While playing for the Paladins kept him out of the spotlight, it offered many advantages. Jackson was able to start as a freshman and was not forced to specialize in pitching. An athletic 6-foot-1 and 195 pounds, he played outfield and first base on days he didn't pitch and was his own DH on the days he did.
As a pro, Jackson carries a .222 average through 36 at-bats. He even cracked a home run last season for Double-A Tennessee.
"I work so that I don't look silly up there," Jackson said.
Playing for Furman also allowed Jackson to stay close to his Taylors, S.C., home, where his father Randy Sr. is a Baptist minister. In actuality, Jay is Randy Jr., and "Jay" is something his mother has called him since childhood.
Randy Sr. was a basketball player in his day, and Jay starred as a dual-sport star at the Christ Church Episcopal School. But Jay doubted that he would make it to the NBA given his height, so he opted for baseball in college. But his doubts about that sport persisted.
"I didn't think I would really have a chance to play baseball professionally until after my sophomore year," he said. "Everything was up in the air, but baseball came together."
Jackson keeps in constant contact with his family, particularly 19-year-old sister Jasmine, who has Down's Syndrome.
He didn't have to rely on texts and calls on April 19, when Jasmine and the rest of the Jackson family drove to Nashville to watch Jay pitch.

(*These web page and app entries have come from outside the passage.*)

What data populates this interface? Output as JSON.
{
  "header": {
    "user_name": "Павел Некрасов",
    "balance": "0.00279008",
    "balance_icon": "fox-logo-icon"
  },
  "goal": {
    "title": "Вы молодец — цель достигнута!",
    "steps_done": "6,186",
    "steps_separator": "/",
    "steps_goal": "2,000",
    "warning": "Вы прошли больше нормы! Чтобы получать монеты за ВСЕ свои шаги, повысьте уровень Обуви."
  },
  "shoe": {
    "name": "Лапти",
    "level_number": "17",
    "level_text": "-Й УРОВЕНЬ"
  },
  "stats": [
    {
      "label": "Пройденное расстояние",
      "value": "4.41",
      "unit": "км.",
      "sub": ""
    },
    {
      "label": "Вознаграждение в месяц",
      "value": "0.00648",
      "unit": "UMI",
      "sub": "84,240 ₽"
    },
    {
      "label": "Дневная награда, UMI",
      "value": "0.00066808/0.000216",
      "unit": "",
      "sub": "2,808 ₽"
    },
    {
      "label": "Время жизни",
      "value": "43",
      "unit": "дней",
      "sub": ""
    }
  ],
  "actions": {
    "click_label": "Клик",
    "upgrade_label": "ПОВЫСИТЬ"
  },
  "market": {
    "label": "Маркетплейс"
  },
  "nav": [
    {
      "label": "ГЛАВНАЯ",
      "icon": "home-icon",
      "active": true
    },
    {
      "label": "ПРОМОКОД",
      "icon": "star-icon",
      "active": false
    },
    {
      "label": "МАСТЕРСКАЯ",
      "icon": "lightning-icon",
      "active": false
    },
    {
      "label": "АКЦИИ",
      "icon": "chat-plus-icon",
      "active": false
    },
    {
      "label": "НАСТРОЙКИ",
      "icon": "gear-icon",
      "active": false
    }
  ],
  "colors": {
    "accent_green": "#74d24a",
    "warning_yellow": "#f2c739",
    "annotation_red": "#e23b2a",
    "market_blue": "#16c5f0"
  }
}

The effort wasn't wasted: He allowed two hits and one walk in eight shutout innings.
"He could have pitched in the big leagues that night," Iowa pitching coach Mike Mason said. "Maybe we need to dip into the budget and bring them out here every game."
On The Fast Track
While that start was clearly a season highlight, Mason was just as happy with Jackson's follow-up on April 25. In that start, he allowed nine baserunners in five innings against Round Rock but held the Express to two runs.
"A lot of guys wouldn't have been as fortunate," Mason said. "He's learning to use offspeed pitches when in the past he probably wouldn't have. He still gets a little over-anxious, but he's got enough stuff to get away with it."
Mason and Iowa manager Ryne Sandberg have been steadying influences. Jackson has pitched for Sandberg, the Cubs' Hall of Fame second baseman, at three different levels in the organization, and Jackson said the two have learned together.
"You couldn't ask for a better manager. He manages with a lot of fire, and he's been a great influence on me," Jackson said.
This season at least, Chicago has shown a willingness to promote its elite prospects aggressively to the big leagues.
Both righthander Andrew Cashner, 23, and shortstop Starlin Castro, 20, jumped from Double-A to the big leagues before the end of May. In fact, Castro became the first big leaguer to be born in the 1990s when he debuted for Chicago on May 7.
Jackson said seeing the sudden ascension of Cashner adds no pressure.
"We're two different pitchers," he said. "They expect a lot out of him, but with me, there's still a lot of things they can do with me."
Fleita added that Jackson requires no mechanical or mental adjustment to reach the big leagues.
"He needs innings," Fleita said. "You hope when a guy like that gets called up, he's here to stay. He's got too much talent to be a guy who bounces back and forth."
Whether as a starter or a reliever, Fleita wouldn't say, adding only that Jackson has the talent to excel in either role.
Mike Malloy is a freelance writer based in Ames, Iowa